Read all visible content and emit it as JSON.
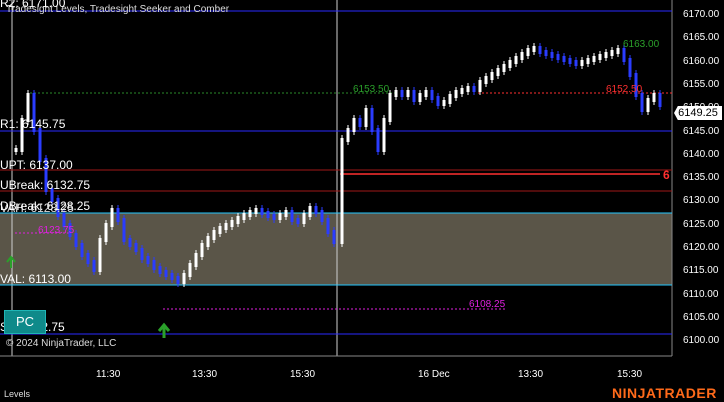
{
  "indicator_title": "Tradesight Levels, Tradesight Seeker and Comber",
  "copyright": "© 2024 NinjaTrader, LLC",
  "footer_left": "Levels",
  "brand": "NINJATRADER",
  "pc_button": "PC",
  "current_price": "6149.25",
  "level_labels": {
    "r2": "R2: 6171.00",
    "r1": "R1: 6145.75",
    "upt": "UPT: 6137.00",
    "ubreak": "UBreak: 6132.75",
    "dbreak": "DBreak: 6128.25",
    "vah": "VAH: 6128.25",
    "val": "VAL: 6113.00",
    "s1": "S1: 6102.75"
  },
  "annotations": {
    "left_mid": "6123.75",
    "bottom_mid": "6108.25",
    "right_top_green": "6153.50",
    "right_red": "6152.50",
    "top_right_green": "6163.00",
    "red_six": "6"
  },
  "y_axis_ticks": [
    "6170.00",
    "6165.00",
    "6160.00",
    "6155.00",
    "6150.00",
    "6145.00",
    "6140.00",
    "6135.00",
    "6130.00",
    "6125.00",
    "6120.00",
    "6115.00",
    "6110.00",
    "6105.00",
    "6100.00"
  ],
  "x_axis_ticks": [
    "11:30",
    "13:30",
    "15:30",
    "16 Dec",
    "13:30",
    "15:30"
  ],
  "colors": {
    "background": "#000000",
    "level_line": "#2a2aff",
    "value_area": "#5a5548",
    "value_line": "#24c8ff",
    "candle_up": "#ffffff",
    "candle_down": "#2a3cff",
    "red_line": "#ff3030",
    "magenta": "#e020e0",
    "green_dash": "#2a8a2a",
    "brand": "#ff6a1a"
  }
}
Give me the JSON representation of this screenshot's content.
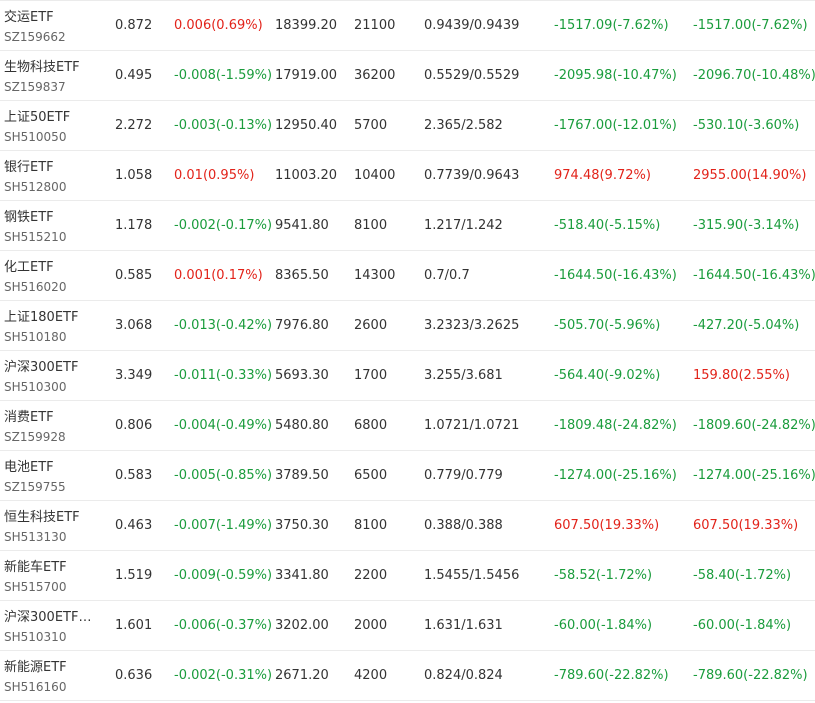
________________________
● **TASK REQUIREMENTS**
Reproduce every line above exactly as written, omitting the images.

● **ANSWER BOX**
Read all visible content and emit it as JSON.
{
  "indicator_title": "Tradesight Levels, Tradesight Seeker and Comber",
  "copyright": "© 2024 NinjaTrader, LLC",
  "footer_left": "Levels",
  "brand": "NINJATRADER",
  "pc_button": "PC",
  "current_price": "6149.25",
  "level_labels": {
    "r2": "R2: 6171.00",
    "r1": "R1: 6145.75",
    "upt": "UPT: 6137.00",
    "ubreak": "UBreak: 6132.75",
    "dbreak": "DBreak: 6128.25",
    "vah": "VAH: 6128.25",
    "val": "VAL: 6113.00",
    "s1": "S1: 6102.75"
  },
  "annotations": {
    "left_mid": "6123.75",
    "bottom_mid": "6108.25",
    "right_top_green": "6153.50",
    "right_red": "6152.50",
    "top_right_green": "6163.00",
    "red_six": "6"
  },
  "y_axis_ticks": [
    "6170.00",
    "6165.00",
    "6160.00",
    "6155.00",
    "6150.00",
    "6145.00",
    "6140.00",
    "6135.00",
    "6130.00",
    "6125.00",
    "6120.00",
    "6115.00",
    "6110.00",
    "6105.00",
    "6100.00"
  ],
  "x_axis_ticks": [
    "11:30",
    "13:30",
    "15:30",
    "16 Dec",
    "13:30",
    "15:30"
  ],
  "colors": {
    "background": "#000000",
    "level_line": "#2a2aff",
    "value_area": "#5a5548",
    "value_line": "#24c8ff",
    "candle_up": "#ffffff",
    "candle_down": "#2a3cff",
    "red_line": "#ff3030",
    "magenta": "#e020e0",
    "green_dash": "#2a8a2a",
    "brand": "#ff6a1a"
  }
}
Give me the JSON representation of this screenshot's content.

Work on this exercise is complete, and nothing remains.